Exercise aim >> Only the count is wanted here: how many lines of the entries hold the string "Balance"?
======
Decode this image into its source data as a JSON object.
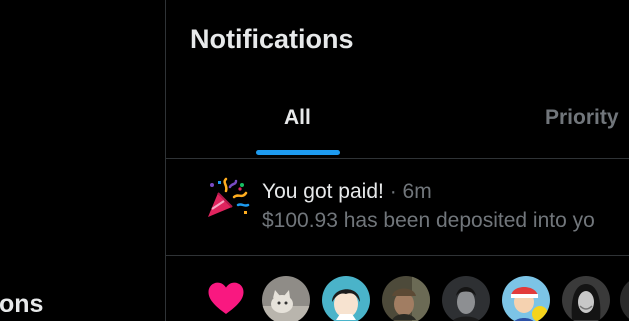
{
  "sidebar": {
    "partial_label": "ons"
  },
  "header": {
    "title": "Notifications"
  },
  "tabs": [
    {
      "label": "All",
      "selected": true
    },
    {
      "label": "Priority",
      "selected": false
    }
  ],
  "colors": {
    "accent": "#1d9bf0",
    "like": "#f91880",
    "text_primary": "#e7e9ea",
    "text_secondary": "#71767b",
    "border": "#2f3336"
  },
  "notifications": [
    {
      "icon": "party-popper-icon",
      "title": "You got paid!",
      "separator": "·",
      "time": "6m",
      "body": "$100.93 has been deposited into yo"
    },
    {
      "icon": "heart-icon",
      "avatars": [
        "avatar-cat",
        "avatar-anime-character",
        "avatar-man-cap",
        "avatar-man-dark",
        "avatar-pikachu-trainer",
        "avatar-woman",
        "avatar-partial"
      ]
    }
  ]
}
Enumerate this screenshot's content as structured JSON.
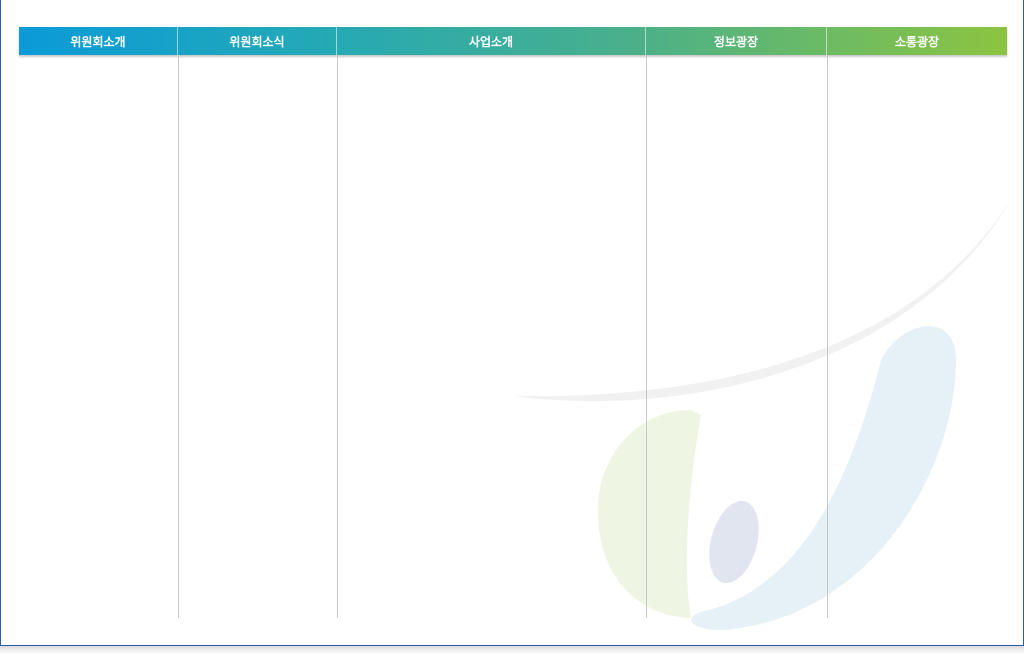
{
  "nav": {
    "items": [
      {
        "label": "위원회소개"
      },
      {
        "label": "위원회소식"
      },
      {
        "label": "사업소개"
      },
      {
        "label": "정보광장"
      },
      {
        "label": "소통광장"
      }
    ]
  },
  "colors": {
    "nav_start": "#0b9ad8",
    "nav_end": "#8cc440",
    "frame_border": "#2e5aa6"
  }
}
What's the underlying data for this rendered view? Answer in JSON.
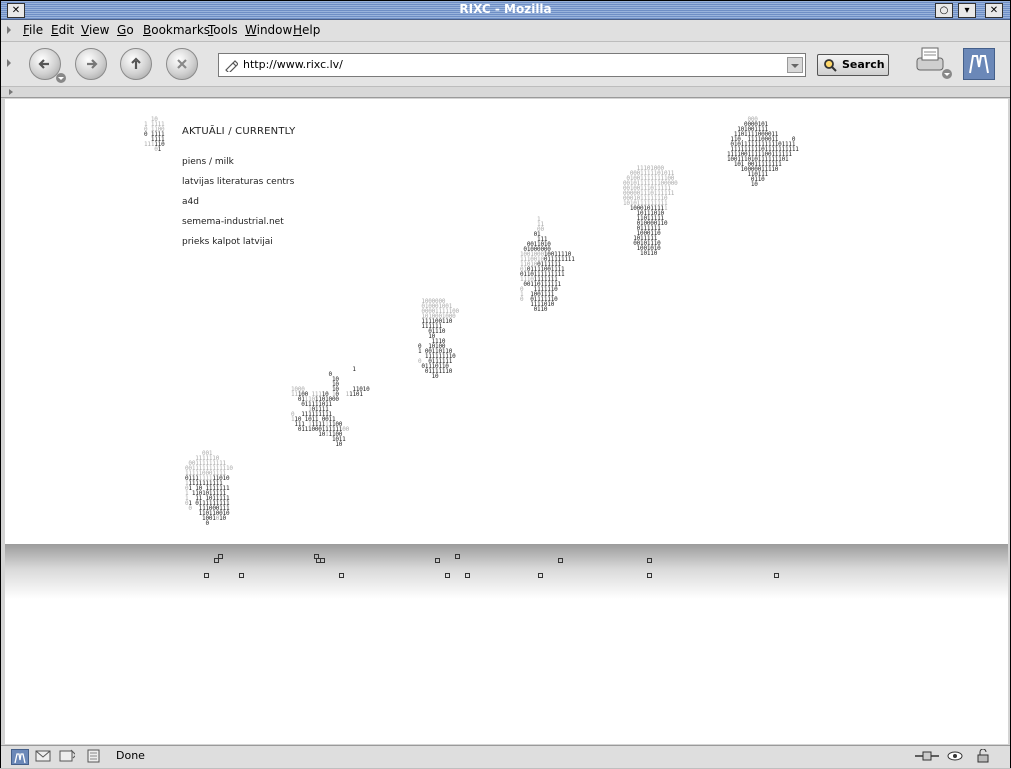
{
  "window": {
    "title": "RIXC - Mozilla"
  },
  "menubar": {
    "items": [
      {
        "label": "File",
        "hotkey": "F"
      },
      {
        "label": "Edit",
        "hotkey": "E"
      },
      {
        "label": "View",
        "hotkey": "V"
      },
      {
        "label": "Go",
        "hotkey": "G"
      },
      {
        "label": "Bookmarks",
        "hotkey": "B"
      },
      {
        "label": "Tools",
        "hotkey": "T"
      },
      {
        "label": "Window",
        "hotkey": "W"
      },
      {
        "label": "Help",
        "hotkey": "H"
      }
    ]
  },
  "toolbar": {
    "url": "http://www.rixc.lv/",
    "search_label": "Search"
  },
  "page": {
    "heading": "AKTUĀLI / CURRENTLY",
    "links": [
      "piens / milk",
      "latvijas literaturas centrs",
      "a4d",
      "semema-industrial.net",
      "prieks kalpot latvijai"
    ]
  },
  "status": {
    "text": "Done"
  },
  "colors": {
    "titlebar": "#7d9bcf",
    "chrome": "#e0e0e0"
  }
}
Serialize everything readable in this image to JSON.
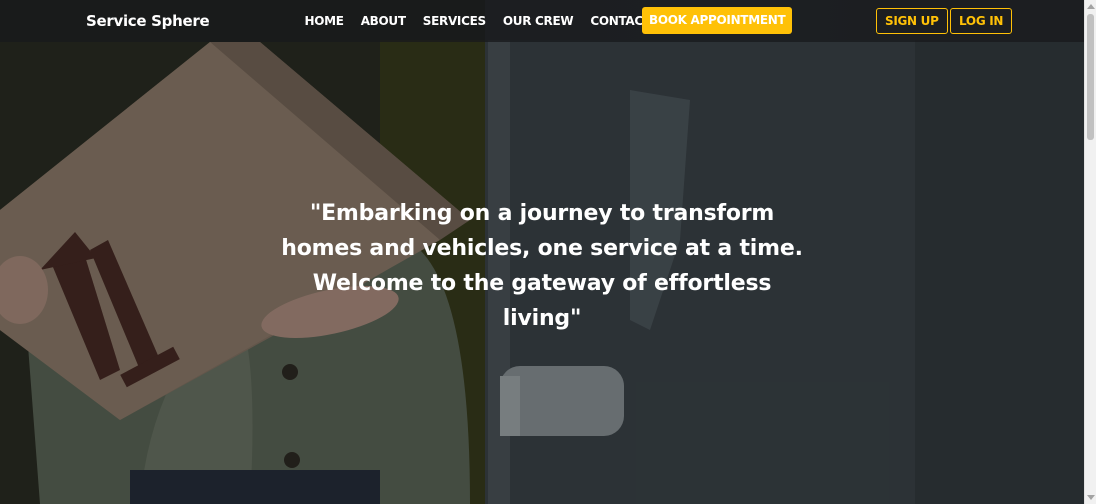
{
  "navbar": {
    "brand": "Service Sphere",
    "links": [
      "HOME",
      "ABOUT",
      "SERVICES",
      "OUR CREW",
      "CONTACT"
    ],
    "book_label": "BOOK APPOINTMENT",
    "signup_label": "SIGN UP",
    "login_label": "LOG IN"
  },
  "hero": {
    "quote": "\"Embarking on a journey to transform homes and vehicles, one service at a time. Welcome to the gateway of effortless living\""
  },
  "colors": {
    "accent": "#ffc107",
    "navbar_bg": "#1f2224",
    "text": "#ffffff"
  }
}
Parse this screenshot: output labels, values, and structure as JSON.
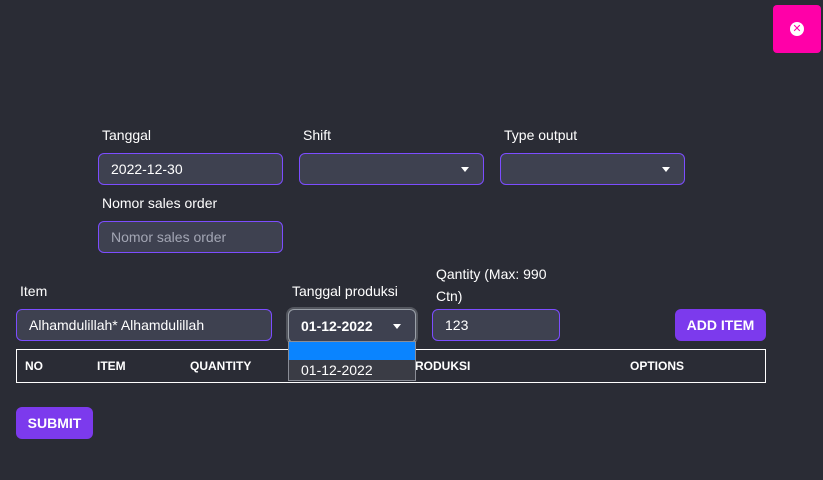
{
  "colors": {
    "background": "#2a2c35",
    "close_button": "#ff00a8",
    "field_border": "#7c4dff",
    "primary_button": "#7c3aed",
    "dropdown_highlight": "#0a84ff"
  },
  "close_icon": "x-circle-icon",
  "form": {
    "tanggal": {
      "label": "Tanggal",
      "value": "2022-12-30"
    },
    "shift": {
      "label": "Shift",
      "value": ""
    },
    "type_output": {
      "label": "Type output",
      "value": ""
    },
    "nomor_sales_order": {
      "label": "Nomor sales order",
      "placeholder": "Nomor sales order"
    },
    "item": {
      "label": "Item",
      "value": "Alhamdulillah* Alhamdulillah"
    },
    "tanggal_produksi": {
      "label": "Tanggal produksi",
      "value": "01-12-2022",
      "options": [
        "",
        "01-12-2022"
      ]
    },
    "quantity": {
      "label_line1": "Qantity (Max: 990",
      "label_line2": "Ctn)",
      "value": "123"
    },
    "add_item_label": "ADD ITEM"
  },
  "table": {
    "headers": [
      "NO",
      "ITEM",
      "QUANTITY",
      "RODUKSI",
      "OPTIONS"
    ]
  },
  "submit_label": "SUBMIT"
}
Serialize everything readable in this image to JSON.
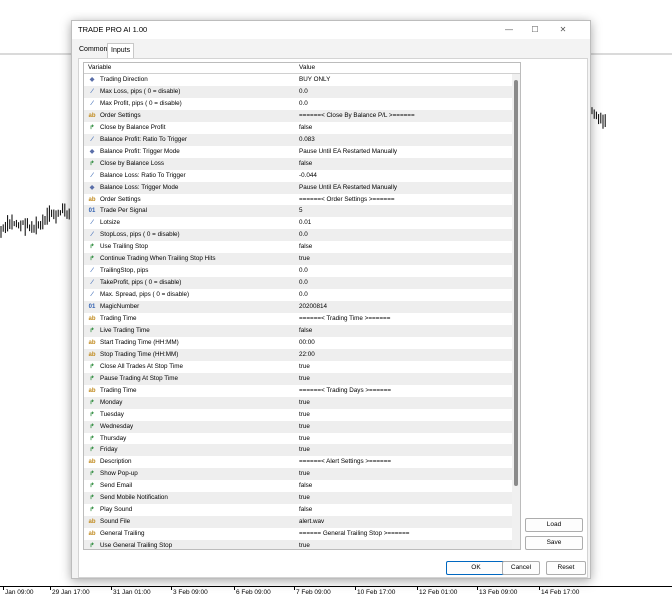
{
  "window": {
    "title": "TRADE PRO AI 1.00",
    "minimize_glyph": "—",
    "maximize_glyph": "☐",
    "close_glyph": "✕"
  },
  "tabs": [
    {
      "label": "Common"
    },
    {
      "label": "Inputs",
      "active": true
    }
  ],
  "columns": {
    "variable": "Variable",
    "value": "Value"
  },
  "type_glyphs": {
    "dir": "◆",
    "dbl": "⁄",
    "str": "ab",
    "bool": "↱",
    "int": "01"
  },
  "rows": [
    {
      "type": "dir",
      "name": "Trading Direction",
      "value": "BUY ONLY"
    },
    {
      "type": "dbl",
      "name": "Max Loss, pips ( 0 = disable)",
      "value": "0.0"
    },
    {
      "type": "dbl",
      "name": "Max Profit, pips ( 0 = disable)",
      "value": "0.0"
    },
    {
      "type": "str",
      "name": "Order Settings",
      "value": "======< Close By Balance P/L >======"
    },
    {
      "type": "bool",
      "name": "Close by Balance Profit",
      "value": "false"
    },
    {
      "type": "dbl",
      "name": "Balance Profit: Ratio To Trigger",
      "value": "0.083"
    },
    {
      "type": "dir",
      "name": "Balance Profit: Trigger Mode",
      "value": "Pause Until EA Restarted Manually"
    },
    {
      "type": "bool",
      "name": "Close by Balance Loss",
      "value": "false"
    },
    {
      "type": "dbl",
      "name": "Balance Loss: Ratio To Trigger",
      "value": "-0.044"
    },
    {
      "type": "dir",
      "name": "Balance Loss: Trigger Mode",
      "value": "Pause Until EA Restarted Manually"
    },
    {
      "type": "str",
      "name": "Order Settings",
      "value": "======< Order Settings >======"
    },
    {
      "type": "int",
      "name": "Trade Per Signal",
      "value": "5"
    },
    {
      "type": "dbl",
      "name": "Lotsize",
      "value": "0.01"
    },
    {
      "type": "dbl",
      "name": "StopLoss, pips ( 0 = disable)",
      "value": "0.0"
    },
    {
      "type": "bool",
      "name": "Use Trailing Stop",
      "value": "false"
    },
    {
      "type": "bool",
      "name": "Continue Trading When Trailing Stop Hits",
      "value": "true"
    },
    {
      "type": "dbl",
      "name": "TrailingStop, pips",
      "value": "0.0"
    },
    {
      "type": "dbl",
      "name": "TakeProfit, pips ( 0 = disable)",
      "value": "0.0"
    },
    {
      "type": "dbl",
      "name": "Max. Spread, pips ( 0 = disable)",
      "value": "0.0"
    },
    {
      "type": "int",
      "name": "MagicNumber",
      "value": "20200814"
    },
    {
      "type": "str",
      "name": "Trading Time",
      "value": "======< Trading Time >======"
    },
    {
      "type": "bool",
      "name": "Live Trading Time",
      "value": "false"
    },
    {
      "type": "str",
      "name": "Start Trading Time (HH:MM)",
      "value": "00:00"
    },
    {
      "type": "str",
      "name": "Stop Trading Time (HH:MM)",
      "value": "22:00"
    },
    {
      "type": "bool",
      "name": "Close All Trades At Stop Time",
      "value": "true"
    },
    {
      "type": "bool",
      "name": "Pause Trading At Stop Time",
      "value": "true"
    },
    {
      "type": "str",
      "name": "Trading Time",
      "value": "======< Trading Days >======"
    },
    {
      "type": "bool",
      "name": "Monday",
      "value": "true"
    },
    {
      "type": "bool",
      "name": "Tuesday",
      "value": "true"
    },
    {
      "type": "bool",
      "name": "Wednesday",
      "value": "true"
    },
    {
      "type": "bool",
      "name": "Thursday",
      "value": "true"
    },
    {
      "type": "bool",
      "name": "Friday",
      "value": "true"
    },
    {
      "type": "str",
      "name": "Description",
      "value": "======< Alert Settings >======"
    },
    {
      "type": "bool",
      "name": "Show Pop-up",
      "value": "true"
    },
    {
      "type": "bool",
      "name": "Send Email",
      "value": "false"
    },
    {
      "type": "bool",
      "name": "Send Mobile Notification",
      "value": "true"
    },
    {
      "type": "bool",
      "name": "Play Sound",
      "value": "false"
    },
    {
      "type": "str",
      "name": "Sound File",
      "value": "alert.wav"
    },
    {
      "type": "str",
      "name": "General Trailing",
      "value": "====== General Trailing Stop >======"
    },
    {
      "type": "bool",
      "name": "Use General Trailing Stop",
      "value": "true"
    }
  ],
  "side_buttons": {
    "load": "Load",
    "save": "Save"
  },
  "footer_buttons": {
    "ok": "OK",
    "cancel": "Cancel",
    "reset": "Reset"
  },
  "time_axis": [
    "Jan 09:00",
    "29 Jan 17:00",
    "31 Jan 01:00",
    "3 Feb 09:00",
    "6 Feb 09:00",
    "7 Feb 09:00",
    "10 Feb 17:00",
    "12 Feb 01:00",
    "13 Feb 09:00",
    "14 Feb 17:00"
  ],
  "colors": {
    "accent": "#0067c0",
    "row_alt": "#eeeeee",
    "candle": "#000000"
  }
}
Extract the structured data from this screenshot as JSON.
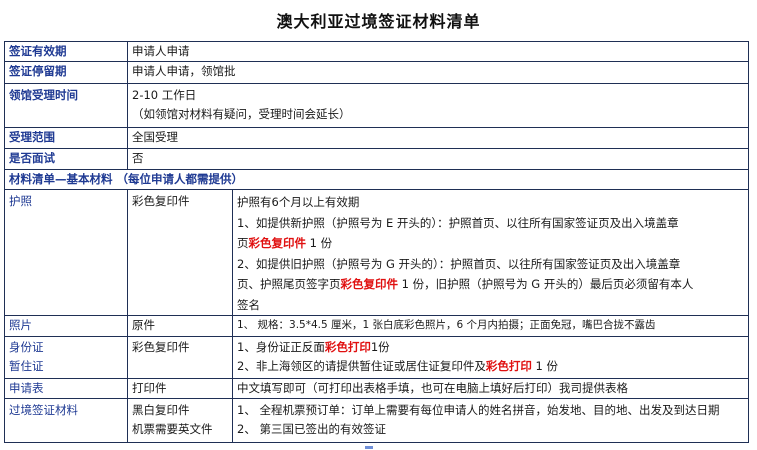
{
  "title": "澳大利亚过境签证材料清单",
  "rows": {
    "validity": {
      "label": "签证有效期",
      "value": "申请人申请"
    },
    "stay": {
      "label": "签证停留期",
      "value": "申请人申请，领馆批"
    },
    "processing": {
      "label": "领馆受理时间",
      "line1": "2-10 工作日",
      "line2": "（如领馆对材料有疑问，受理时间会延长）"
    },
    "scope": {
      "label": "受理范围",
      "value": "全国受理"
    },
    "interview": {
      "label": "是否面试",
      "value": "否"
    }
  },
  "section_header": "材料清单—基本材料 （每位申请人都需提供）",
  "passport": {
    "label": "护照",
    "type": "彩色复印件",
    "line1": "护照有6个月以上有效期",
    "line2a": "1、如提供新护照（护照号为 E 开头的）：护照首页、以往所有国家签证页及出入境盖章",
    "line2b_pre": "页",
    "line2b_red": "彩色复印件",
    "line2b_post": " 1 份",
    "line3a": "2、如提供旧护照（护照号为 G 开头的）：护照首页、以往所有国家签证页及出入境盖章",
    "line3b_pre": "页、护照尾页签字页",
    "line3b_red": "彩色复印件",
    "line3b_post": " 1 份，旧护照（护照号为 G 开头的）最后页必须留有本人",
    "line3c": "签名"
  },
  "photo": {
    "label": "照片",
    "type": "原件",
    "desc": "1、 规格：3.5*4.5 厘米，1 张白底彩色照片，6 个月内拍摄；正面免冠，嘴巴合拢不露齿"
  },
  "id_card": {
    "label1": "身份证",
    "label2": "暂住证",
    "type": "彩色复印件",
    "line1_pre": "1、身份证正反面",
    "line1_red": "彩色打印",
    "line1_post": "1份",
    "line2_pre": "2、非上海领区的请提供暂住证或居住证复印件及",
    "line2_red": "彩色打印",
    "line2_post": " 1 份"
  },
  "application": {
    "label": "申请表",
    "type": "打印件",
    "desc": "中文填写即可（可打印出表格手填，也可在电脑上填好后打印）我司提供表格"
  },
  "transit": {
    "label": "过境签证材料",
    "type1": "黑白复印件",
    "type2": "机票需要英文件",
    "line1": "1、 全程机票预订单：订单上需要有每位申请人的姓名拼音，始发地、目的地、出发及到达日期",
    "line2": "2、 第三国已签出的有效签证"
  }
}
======
The completed task >> 7